There are many problems with how the current Senate voting system has evolved, but perhaps the worst is that it subverts the most basic aspect of a democracy – the ability to vote somebody out if people think they’re doing a bad job. If you can get elected with barely any public support, you have no need to maintain or develop any public support. And if the public is opposed to what you are doing, they can’t mobilise people to stop voting for you, because people weren’t voting for you in the first place, and you don’t need their votes to get back in.
When I had the less than uplifting experience of being voted out of the Senate at the 2007 federal election, I received just 1.88% of all votes cast across Queensland. This might have been better than the Democrats managed in any other state, but it was still abysmal. I am pretty sure if I had gone around the state saying I still deserved to have a seat in the Senate I would have been told where to get off very quickly – and probably not overly politely. Despite making some major mistakes along the way, I believe the Democrats did a great deal that was positive for Australia and for politics, and it was a sad way for it all to end. But end it did, and it was very clear that this was the voters’ intention.
But at the moment we are experiencing a situation where parties with even lower levels of public support are suggesting they have a right to a seat in the Senate, no matter how invisible their policies and their membership – and how minimal their vote – may be. Whatever else people may have said about the Democrats, there is no doubt they were a real political party with a readily identifiable set of policies and a genuine membership base – something which cannot genuinely be said about a large number of the fifty parties currently registered at federal level.
One of the key reasons I joined the Democrats back in 1989 rather than a major party was because I believed politics would benefit from more diversity. Nearly twenty years later, my desire to see viable political alternatives to the two traditional parties was still strong enough for me to get involved with building up support for the Greens. The first federal election I campaigned in was in 1990, and in every one since then I have been involved, often very heavily, in the arcane world of Senate preferences and the ‘backroom deals’ that have become an unavoidable part of that. There have been eight further elections held since that one in 1990, and each time the preference dealing and potential for perverting the outcome has got worse. As far back as 1996, Cheryl Kernot described the lead up to registering party Senate preference tickets in that year’s election as “probably her worst time in politics”. Everyone has to work with whatever the voting system is, but there is no doubt that the current Senate system is badly broken.
Diversity in politics is very valuable and much needed. But that diversity has to be based on genuine public support for identifiable ideas, not artificially generated via misleading manipulation representing no identifiable views or using random rolls of the dice (although if you do really like the idea of democracy/governing via lottery, there is a process called sortition that you may want to familiarise yourself with.) Such approaches totally defeat the purpose of building public support for particular ideas and disempower voters far more than the current system does.
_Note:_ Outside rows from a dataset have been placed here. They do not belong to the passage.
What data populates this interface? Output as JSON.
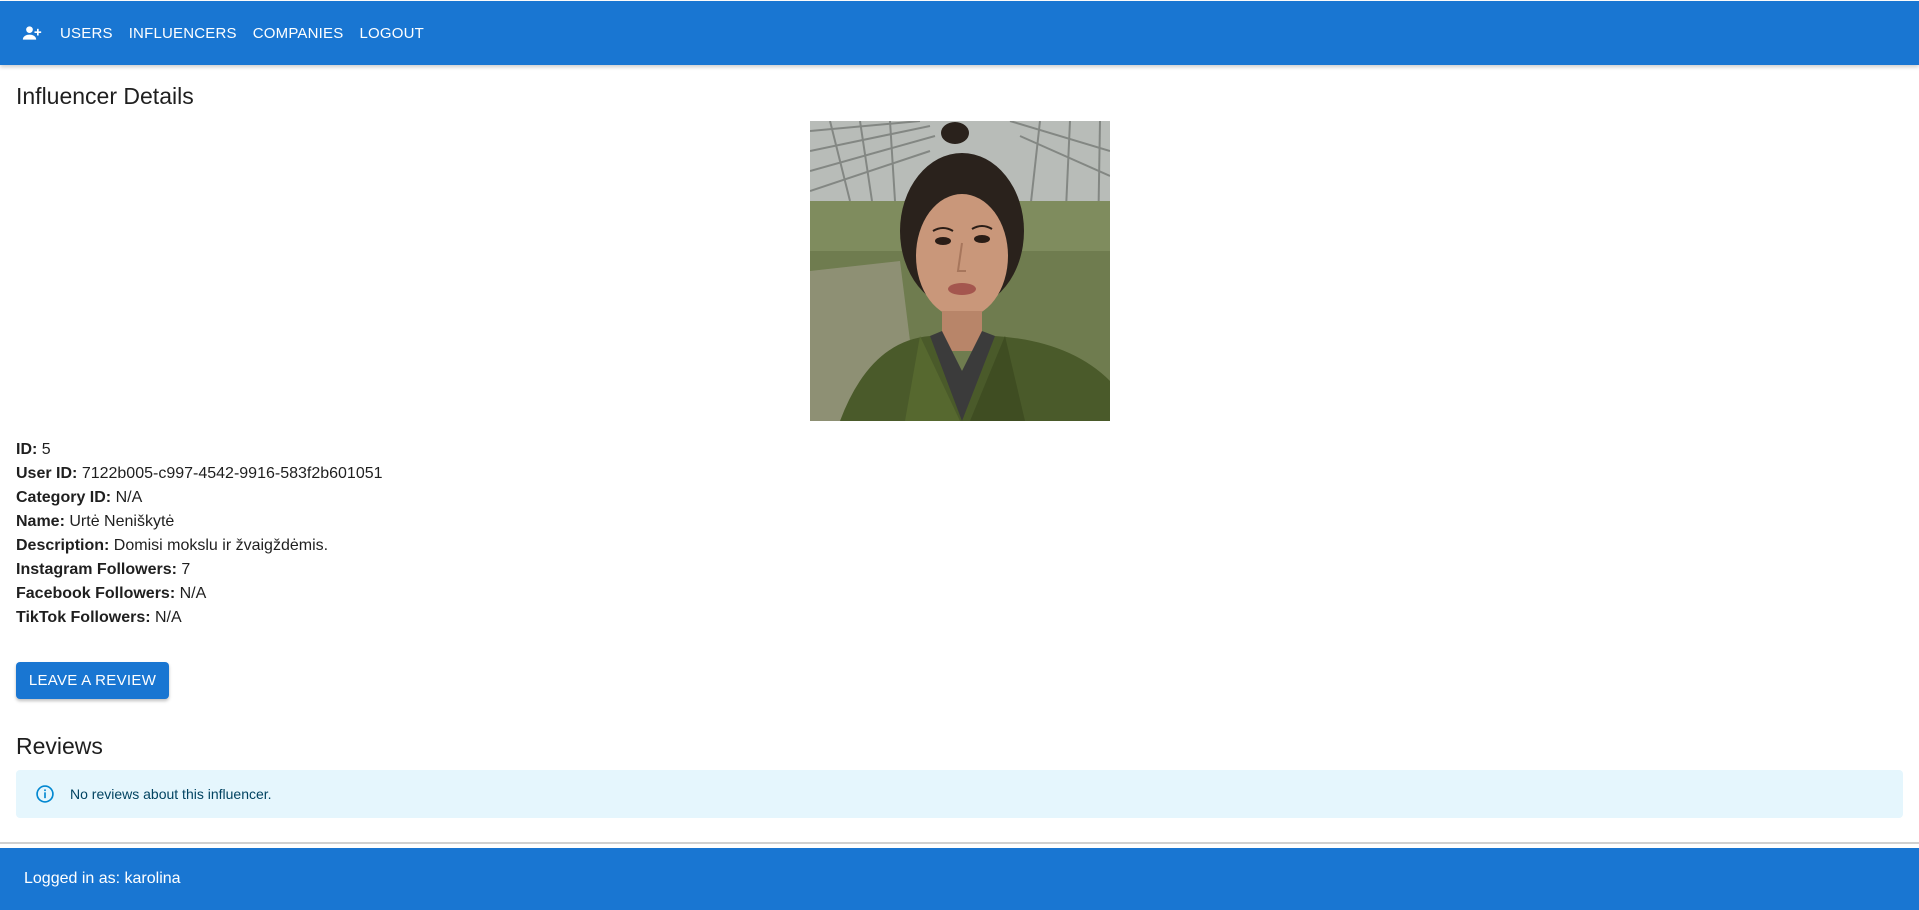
{
  "nav": {
    "icon": "person-add-icon",
    "links": [
      "USERS",
      "INFLUENCERS",
      "COMPANIES",
      "LOGOUT"
    ]
  },
  "page": {
    "title": "Influencer Details"
  },
  "influencer": {
    "fields": [
      {
        "label": "ID:",
        "value": "5"
      },
      {
        "label": "User ID:",
        "value": "7122b005-c997-4542-9916-583f2b601051"
      },
      {
        "label": "Category ID:",
        "value": "N/A"
      },
      {
        "label": "Name:",
        "value": "Urtė Neniškytė"
      },
      {
        "label": "Description:",
        "value": "Domisi mokslu ir žvaigždėmis."
      },
      {
        "label": "Instagram Followers:",
        "value": "7"
      },
      {
        "label": "Facebook Followers:",
        "value": "N/A"
      },
      {
        "label": "TikTok Followers:",
        "value": "N/A"
      }
    ]
  },
  "actions": {
    "review_label": "LEAVE A REVIEW"
  },
  "reviews": {
    "title": "Reviews",
    "empty_message": "No reviews about this influencer.",
    "icon": "info-icon"
  },
  "footer": {
    "text": "Logged in as: karolina"
  },
  "colors": {
    "primary": "#1976d2",
    "info_bg": "#e5f6fd",
    "info_text": "#014361",
    "info_icon": "#0288d1"
  }
}
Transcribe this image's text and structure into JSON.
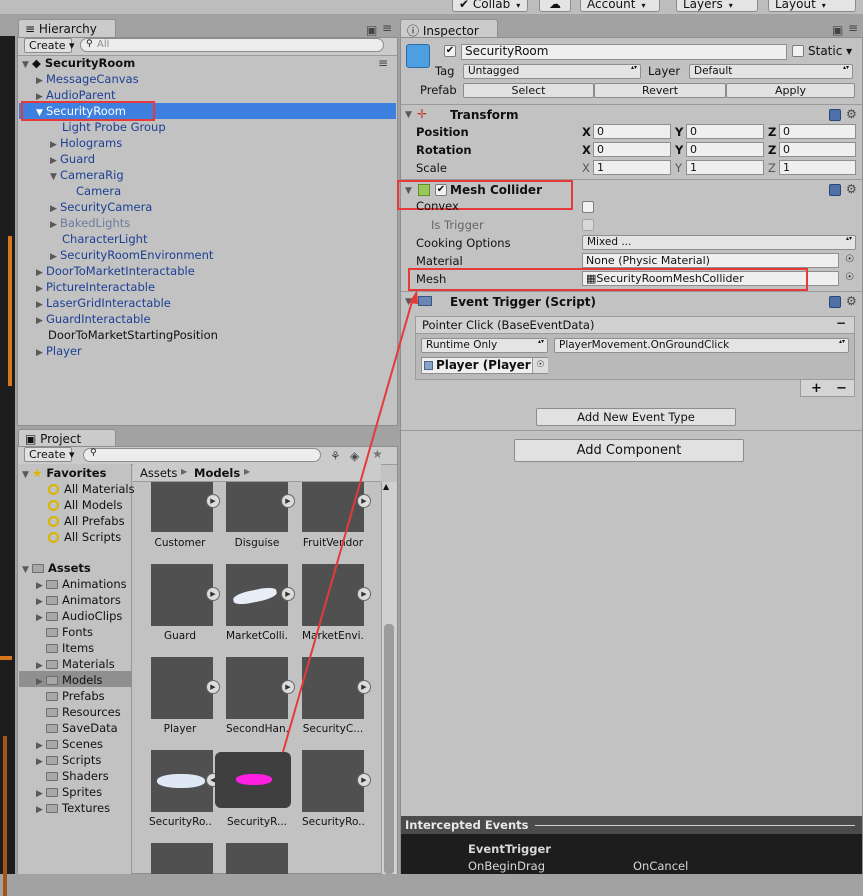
{
  "toolbar": {
    "collab": "Collab",
    "account": "Account",
    "layers": "Layers",
    "layout": "Layout"
  },
  "hierarchy": {
    "tab": "Hierarchy",
    "create": "Create",
    "search_placeholder": "All",
    "scene": "SecurityRoom",
    "items": [
      {
        "label": "MessageCanvas"
      },
      {
        "label": "AudioParent"
      },
      {
        "label": "SecurityRoom"
      },
      {
        "label": "Light Probe Group"
      },
      {
        "label": "Holograms"
      },
      {
        "label": "Guard"
      },
      {
        "label": "CameraRig"
      },
      {
        "label": "Camera"
      },
      {
        "label": "SecurityCamera"
      },
      {
        "label": "BakedLights"
      },
      {
        "label": "CharacterLight"
      },
      {
        "label": "SecurityRoomEnvironment"
      },
      {
        "label": "DoorToMarketInteractable"
      },
      {
        "label": "PictureInteractable"
      },
      {
        "label": "LaserGridInteractable"
      },
      {
        "label": "GuardInteractable"
      },
      {
        "label": "DoorToMarketStartingPosition"
      },
      {
        "label": "Player"
      }
    ]
  },
  "project": {
    "tab": "Project",
    "create": "Create",
    "favorites_label": "Favorites",
    "favorites": [
      "All Materials",
      "All Models",
      "All Prefabs",
      "All Scripts"
    ],
    "assets_label": "Assets",
    "folders": [
      "Animations",
      "Animators",
      "AudioClips",
      "Fonts",
      "Items",
      "Materials",
      "Models",
      "Prefabs",
      "Resources",
      "SaveData",
      "Scenes",
      "Scripts",
      "Shaders",
      "Sprites",
      "Textures"
    ],
    "breadcrumb": {
      "root": "Assets",
      "current": "Models"
    },
    "assets": [
      "Customer",
      "Disguise",
      "FruitVendor",
      "Guard",
      "MarketColli...",
      "MarketEnvi...",
      "Player",
      "SecondHan...",
      "SecurityC...",
      "SecurityRo...",
      "SecurityR...",
      "SecurityRo..."
    ]
  },
  "inspector": {
    "tab": "Inspector",
    "object_name": "SecurityRoom",
    "static_label": "Static",
    "tag_label": "Tag",
    "tag_value": "Untagged",
    "layer_label": "Layer",
    "layer_value": "Default",
    "prefab_label": "Prefab",
    "prefab_select": "Select",
    "prefab_revert": "Revert",
    "prefab_apply": "Apply",
    "transform": {
      "title": "Transform",
      "position_label": "Position",
      "rotation_label": "Rotation",
      "scale_label": "Scale",
      "x": "X",
      "y": "Y",
      "z": "Z",
      "position": [
        "0",
        "0",
        "0"
      ],
      "rotation": [
        "0",
        "0",
        "0"
      ],
      "scale": [
        "1",
        "1",
        "1"
      ]
    },
    "mesh_collider": {
      "title": "Mesh Collider",
      "convex_label": "Convex",
      "is_trigger_label": "Is Trigger",
      "cooking_label": "Cooking Options",
      "cooking_value": "Mixed ...",
      "material_label": "Material",
      "material_value": "None (Physic Material)",
      "mesh_label": "Mesh",
      "mesh_value": "SecurityRoomMeshCollider"
    },
    "event_trigger": {
      "title": "Event Trigger (Script)",
      "entry": "Pointer Click (BaseEventData)",
      "runtime": "Runtime Only",
      "function": "PlayerMovement.OnGroundClick",
      "object": "Player (Player",
      "plus": "+",
      "minus": "−",
      "remove": "−",
      "add_event": "Add New Event Type"
    },
    "add_component": "Add Component",
    "intercepted": {
      "title": "Intercepted Events",
      "heading": "EventTrigger",
      "events": [
        "OnBeginDrag",
        "OnCancel"
      ]
    }
  },
  "colors": {
    "selection": "#3d80df",
    "annotation_red": "#e43a3a"
  }
}
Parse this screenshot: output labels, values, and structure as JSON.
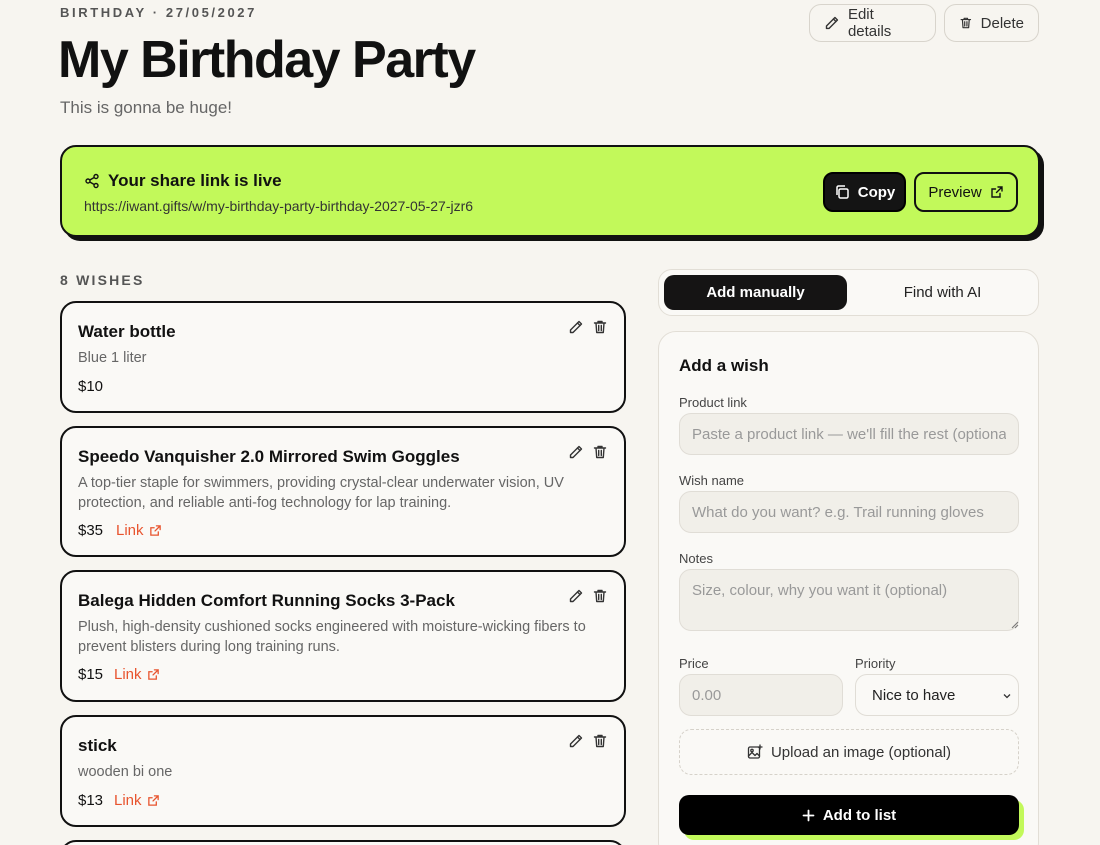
{
  "event": {
    "eyebrow": "BIRTHDAY · 27/05/2027",
    "title": "My Birthday Party",
    "subtitle": "This is gonna be huge!"
  },
  "header_actions": {
    "edit_label": "Edit details",
    "delete_label": "Delete"
  },
  "share": {
    "heading": "Your share link is live",
    "url": "https://iwant.gifts/w/my-birthday-party-birthday-2027-05-27-jzr6",
    "copy_label": "Copy",
    "preview_label": "Preview"
  },
  "wishes": {
    "count_label": "8 WISHES",
    "items": [
      {
        "name": "Water bottle",
        "notes": "Blue 1 liter",
        "price": "$10",
        "link_label": ""
      },
      {
        "name": "Speedo Vanquisher 2.0 Mirrored Swim Goggles",
        "notes": "A top-tier staple for swimmers, providing crystal-clear underwater vision, UV protection, and reliable anti-fog technology for lap training.",
        "price": "$35",
        "link_label": "Link"
      },
      {
        "name": "Balega Hidden Comfort Running Socks 3-Pack",
        "notes": "Plush, high-density cushioned socks engineered with moisture-wicking fibers to prevent blisters during long training runs.",
        "price": "$15",
        "link_label": "Link"
      },
      {
        "name": "stick",
        "notes": "wooden bi one",
        "price": "$13",
        "link_label": "Link"
      }
    ]
  },
  "tabs": {
    "manual_label": "Add manually",
    "ai_label": "Find with AI"
  },
  "form": {
    "title": "Add a wish",
    "product_link_label": "Product link",
    "product_link_placeholder": "Paste a product link — we'll fill the rest (optional)",
    "wish_name_label": "Wish name",
    "wish_name_placeholder": "What do you want? e.g. Trail running gloves",
    "notes_label": "Notes",
    "notes_placeholder": "Size, colour, why you want it (optional)",
    "price_label": "Price",
    "price_placeholder": "0.00",
    "priority_label": "Priority",
    "priority_value": "Nice to have",
    "upload_label": "Upload an image (optional)",
    "add_label": "Add to list"
  },
  "colors": {
    "accent_lime": "#c2f95a",
    "link_orange": "#e8542e",
    "background": "#f7f5f0"
  },
  "icons": {
    "edit": "pencil-icon",
    "delete": "trash-icon",
    "share": "share-icon",
    "copy": "copy-icon",
    "external": "external-link-icon",
    "image": "image-icon",
    "plus": "plus-icon",
    "chevron": "chevron-down-icon"
  }
}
If someone especially wants to be disempowered, they can always vote informal, but they shouldn’t expect to force that disempowerment on everyone else.